This has been a big issue for smaller manufacturers who have struggled to invest in new equipment or upgrade existing equipment which is not always possible due to infrastructure, space or financial constraints. The cumulative effect has therefore led to an amplified demand for outsourcing. While production campaigns of high potent drugs can be small in volume, the can be highly lucrative particularly for smaller-scale, niche contract manufacturers (CMOs) who have positioned themselves perfectly to pick up the projects in this space.
Outsourcing has become a commonly found trend across the entire pharmaceutical industry and this is expected to continue into 2018 as the industry succumbs to the ongoing financial pressures and rising patient demand.
Another key trend over the last 12 months has again been driven by an increase in demand. The need to process sterile APIs and drugs, such as those used in oncology and injectables, have presented challenges due to the need for aseptic processing. This is because these compounds require all the parameters for sterile manufacturing whilst also containing the process from an operator exposure perspective.
Aseptic processing requires a closed system and naturally does not lend itself to open handling and operator interference. Open handling of sterile products in grade A cleanrooms is now being replaced by sealed transfers and barrier protection. These technologies have been gaining momentum for the last decade and are now actively encouraged by guidance documents and regulators as the safest approach in achieving a greater level of microbiological assurance. Techniques for sterile powder handling which historically were used in potent compound manufacturing are now being adopted in sterile manufacturing. This is particularly the case in the charging of solution preparation vessels, where sterile powder transfer valves are now being adopted instead of high level room grades, isolators or RABS.
There has also been a more considered approach in recent years to area classification on filling lines, creating RABs and isolator sections on the line instead of classifying the whole line as needing an isolator.

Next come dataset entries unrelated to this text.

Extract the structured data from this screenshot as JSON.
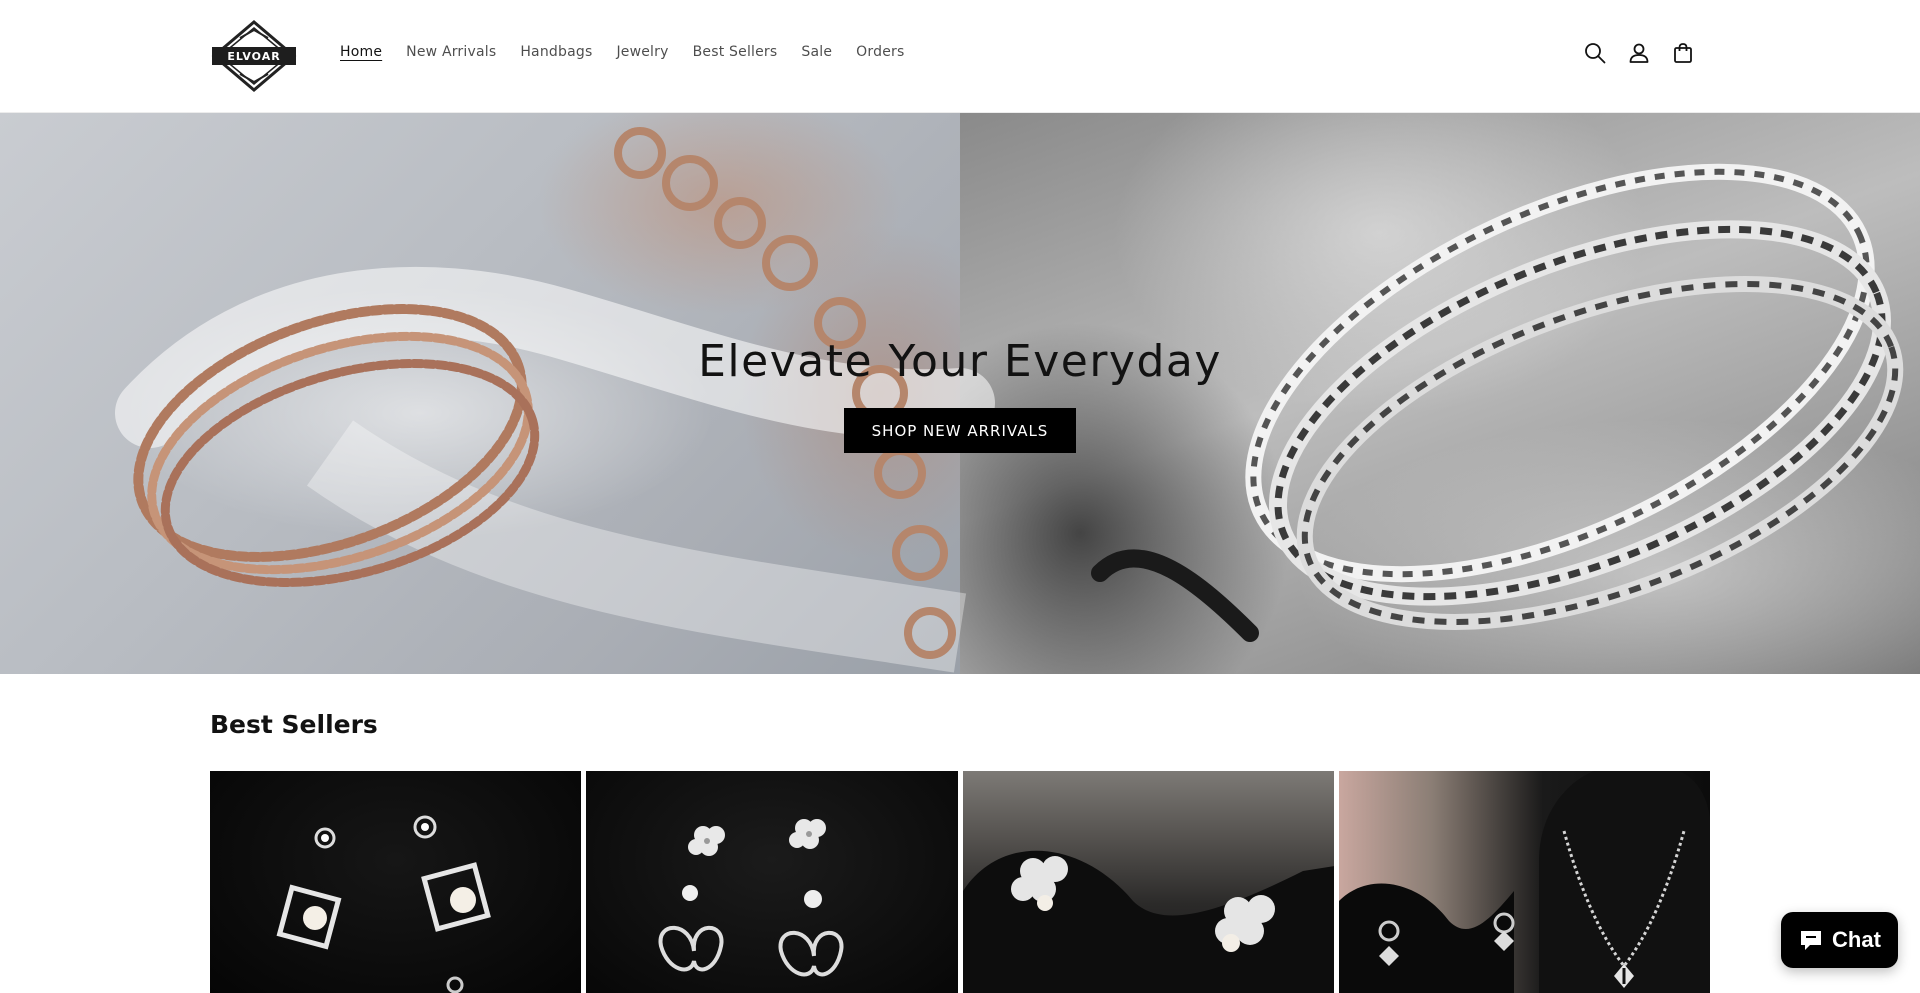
{
  "brand": {
    "logo_text": "ELVOAR"
  },
  "nav": {
    "items": [
      {
        "label": "Home",
        "active": true
      },
      {
        "label": "New Arrivals"
      },
      {
        "label": "Handbags"
      },
      {
        "label": "Jewelry"
      },
      {
        "label": "Best Sellers"
      },
      {
        "label": "Sale"
      },
      {
        "label": "Orders"
      }
    ]
  },
  "header_icons": [
    "search-icon",
    "account-icon",
    "cart-icon"
  ],
  "hero": {
    "title": "Elevate Your Everyday",
    "button_label": "SHOP NEW ARRIVALS"
  },
  "best_sellers": {
    "title": "Best Sellers",
    "products": [
      {
        "image": "silver stud earrings set with pearls"
      },
      {
        "image": "butterfly and flower stud earrings"
      },
      {
        "image": "clover stud earrings on display stand"
      },
      {
        "image": "clover drop earrings and necklace set"
      }
    ]
  },
  "chat": {
    "label": "Chat"
  },
  "colors": {
    "text": "#121212",
    "button": "#000000",
    "background": "#ffffff"
  }
}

Overall the industry is also embracing a more automated approach by incorporating wireless monitoring technology. This type of technology will make it possible to receive integral equipment performance data quickly and easier than ever before. From here audits can be generated to allow for maintenance, health and safety and compliance teams in sterile manufacturing environments to consistently ensure that they have the highest level of product quality and operational safety. Such innovative technologies promise to revolutionise traditional containment strategies allowing manufacturers to meet the most stringent regulations and will be an exciting development to follow through 2018.